If/then thinking helps because it prepares you for setbacks. Few experiences on your path to better health are going to go perfectly. Change requires trying new things, and some of those things will go wrong, despite your best efforts. That’s a normal part of this process — but there’s always a next step forward.

As you craft your own if/then plans, here are a couple of things to keep in mind:

–> Set a clear and specific goal (a.k.a. a SMART goal). For example, “I will make a veggie-packed dinner tonight” versus “I will eat healthier.” When goals are too vague or broad, it’s difficult to anticipate specific obstacles that could get in the way. With small, concrete goals, potential pitfalls are easier to anticipate.

–> To predict obstacles, look to the past. When you think about the situations you’ll encounter on the way to your goal, consider how you’ve handled similar ones in the past. Take our dinner example: Have you ever planned to make dinner and not followed through? If so, what happened? Did you get too busy to go to the store? Were you derailed by high prices or sold-out ingredients? Plan ahead for those exact situations. If they happen again, then what will you do?

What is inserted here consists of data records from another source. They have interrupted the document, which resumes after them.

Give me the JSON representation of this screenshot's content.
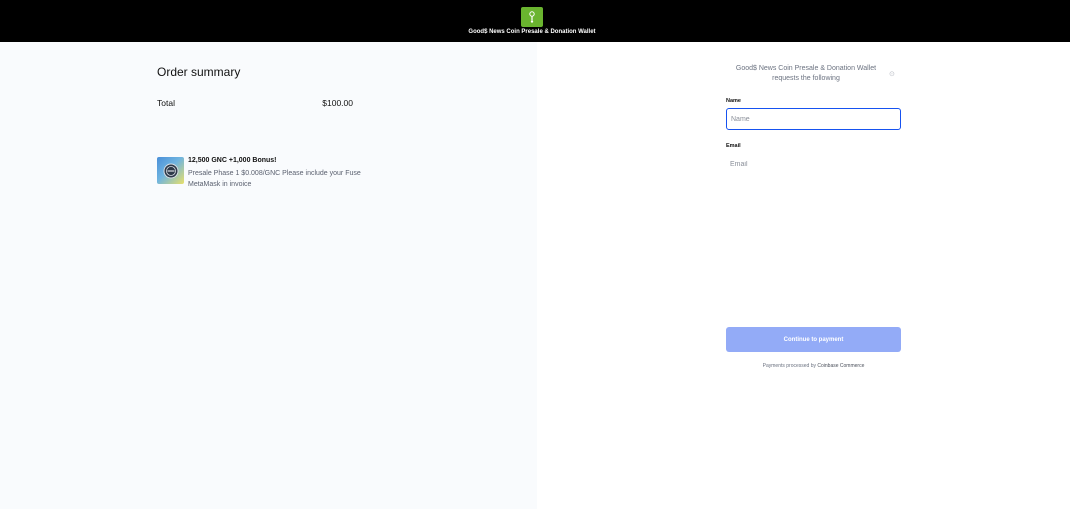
{
  "header": {
    "brand_title": "Good$ News Coin Presale & Donation Wallet",
    "logo_icon": "wallet-logo-icon",
    "logo_color": "#6ab42f"
  },
  "order": {
    "title": "Order summary",
    "total_label": "Total",
    "total_value": "$100.00",
    "item": {
      "icon": "coin-thumbnail",
      "title": "12,500 GNC +1,000 Bonus!",
      "description": "Presale Phase 1 $0.008/GNC Please include your Fuse MetaMask in invoice"
    }
  },
  "form": {
    "request_text": "Good$ News Coin Presale & Donation Wallet requests the following",
    "close_icon": "close-icon",
    "name_label": "Name",
    "name_placeholder": "Name",
    "email_label": "Email",
    "email_placeholder": "Email",
    "continue_label": "Continue to payment",
    "footer_prefix": "Payments processed by ",
    "footer_brand": "Coinbase Commerce"
  },
  "colors": {
    "accent": "#1652f0",
    "button_disabled": "#93abf7",
    "left_background": "#f9fbfd"
  }
}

While thinking through if/then plans is a good start, writing them down is even better. When a “if” situation comes up, you want your “then” plan to automatically pop up in your head. Putting pen to paper helps cement that connection. No scallops? No problem. Cue the shrimp.

Check out this example of a plan that taps into the power of if and then:

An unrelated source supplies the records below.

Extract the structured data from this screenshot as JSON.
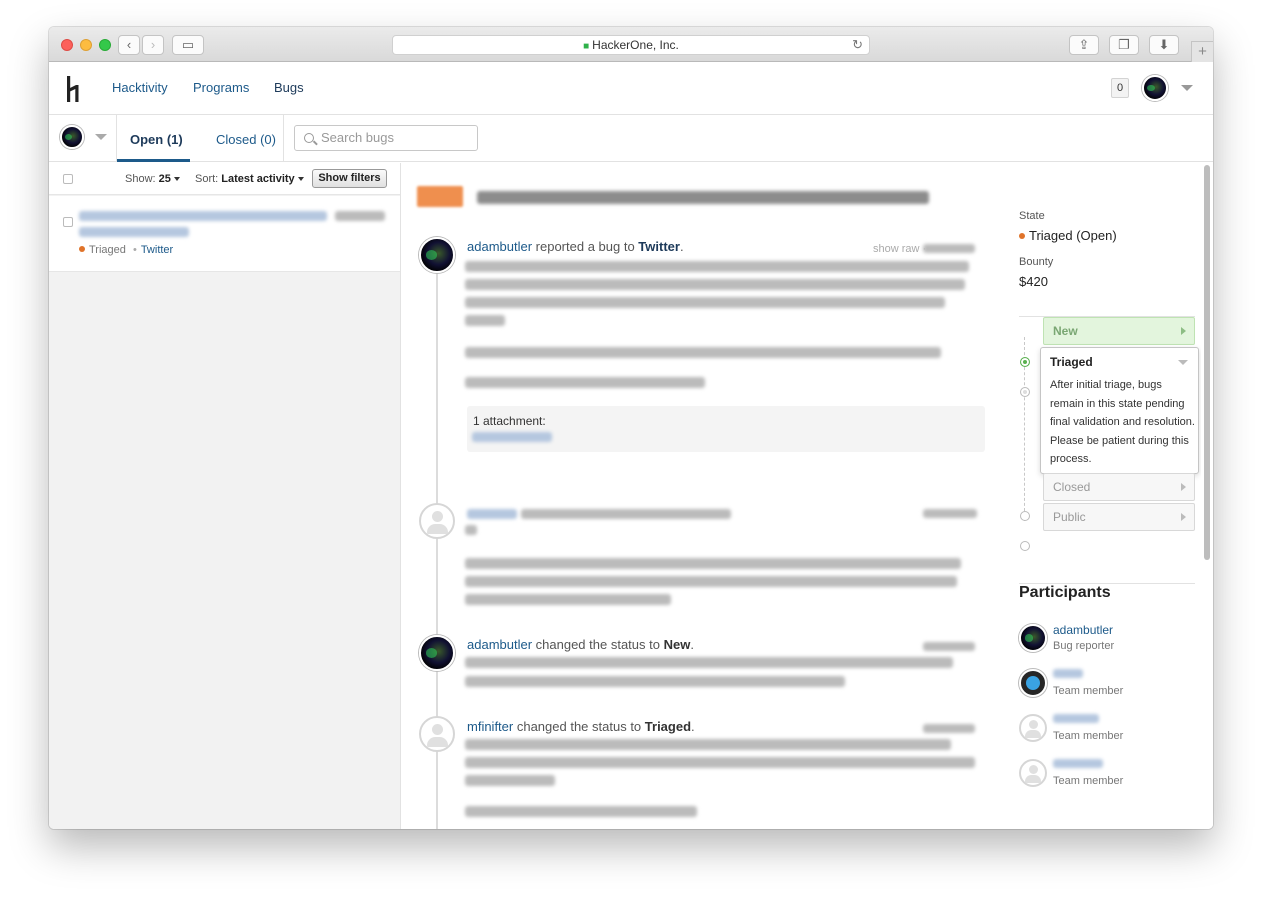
{
  "browser": {
    "address": "HackerOne, Inc."
  },
  "header": {
    "nav": [
      "Hacktivity",
      "Programs",
      "Bugs"
    ],
    "notification_count": "0"
  },
  "subheader": {
    "tab_open": "Open (1)",
    "tab_closed": "Closed (0)",
    "search_placeholder": "Search bugs"
  },
  "list": {
    "show_label": "Show:",
    "show_value": "25",
    "sort_label": "Sort:",
    "sort_value": "Latest activity",
    "show_filters": "Show filters",
    "item": {
      "status": "Triaged",
      "program": "Twitter",
      "separator": "•"
    }
  },
  "report": {
    "events": [
      {
        "user": "adambutler",
        "text": " reported a bug to ",
        "target": "Twitter",
        "suffix": "."
      },
      {
        "user": "adambutler",
        "text": " changed the status to ",
        "target": "New",
        "suffix": "."
      },
      {
        "user": "mfinifter",
        "text": " changed the status to ",
        "target": "Triaged",
        "suffix": "."
      }
    ],
    "show_raw": "show raw ·",
    "attachment_label": "1 attachment:"
  },
  "sidebar": {
    "state_label": "State",
    "state_value": "Triaged (Open)",
    "bounty_label": "Bounty",
    "bounty_value": "$420",
    "statuses": {
      "new": "New",
      "triaged": "Triaged",
      "triaged_desc": "After initial triage, bugs remain in this state pending final validation and resolution. Please be patient during this process.",
      "closed": "Closed",
      "public": "Public"
    },
    "participants_title": "Participants",
    "participants": [
      {
        "name": "adambutler",
        "role": "Bug reporter"
      },
      {
        "name": "",
        "role": "Team member"
      },
      {
        "name": "",
        "role": "Team member"
      },
      {
        "name": "",
        "role": "Team member"
      }
    ]
  },
  "colors": {
    "link": "#1d5a8a",
    "triaged_dot": "#e0732a",
    "new_status_bg": "#e3f5dd"
  }
}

1. Pick a recipe (if I don’t find a new one, then I’ll make my stand-by beef stir fry)

2. Write a grocery list (if I forget my list, then I’ll look up the recipe online)

3. Pick up the ingredients (if something is out of stock, then I’ll do some quick internet research to find a substitute)

4. Make time to cook (if I’m running late, then I’ll buy pre-chopped veggies and find a sugar-free stir-fry sauce instead of making it from scratch)

Which goal are you working on this week? How can you use if/then plans to raise your chances of following through?

 


Sources:

Luszczynska A, Sobczyk A, Abraham C. Planning to lose weight: randomized controlled trial of an implementation intention prompt to enhance weight reduction among overweight and obese women. Health Psychol. 2007 Jul;26(4):507-12. doi: 10.1037/0278-6133.26.4.507

Rothman AJ, Sheeran P, Wood W.. Reflective and Automatic Processes in the Initiation and Maintenance of Dietary Change. ann. behav. med. (2009) 38 (Suppl 1):S4–S17. doi: 10.1007/s12160-009-9118-3.

van Dillen SM, Noordman J, van Dulmen S, Hiddink GJ. Setting goal and implementation intentions in consultations between practice nurses and patients with overweight or obesity in general practice. Public Health Nutr. 2015 Nov;18(16):3051-9. Doi: 10.1017/S1368980015000075. Epub 2015 Feb 5.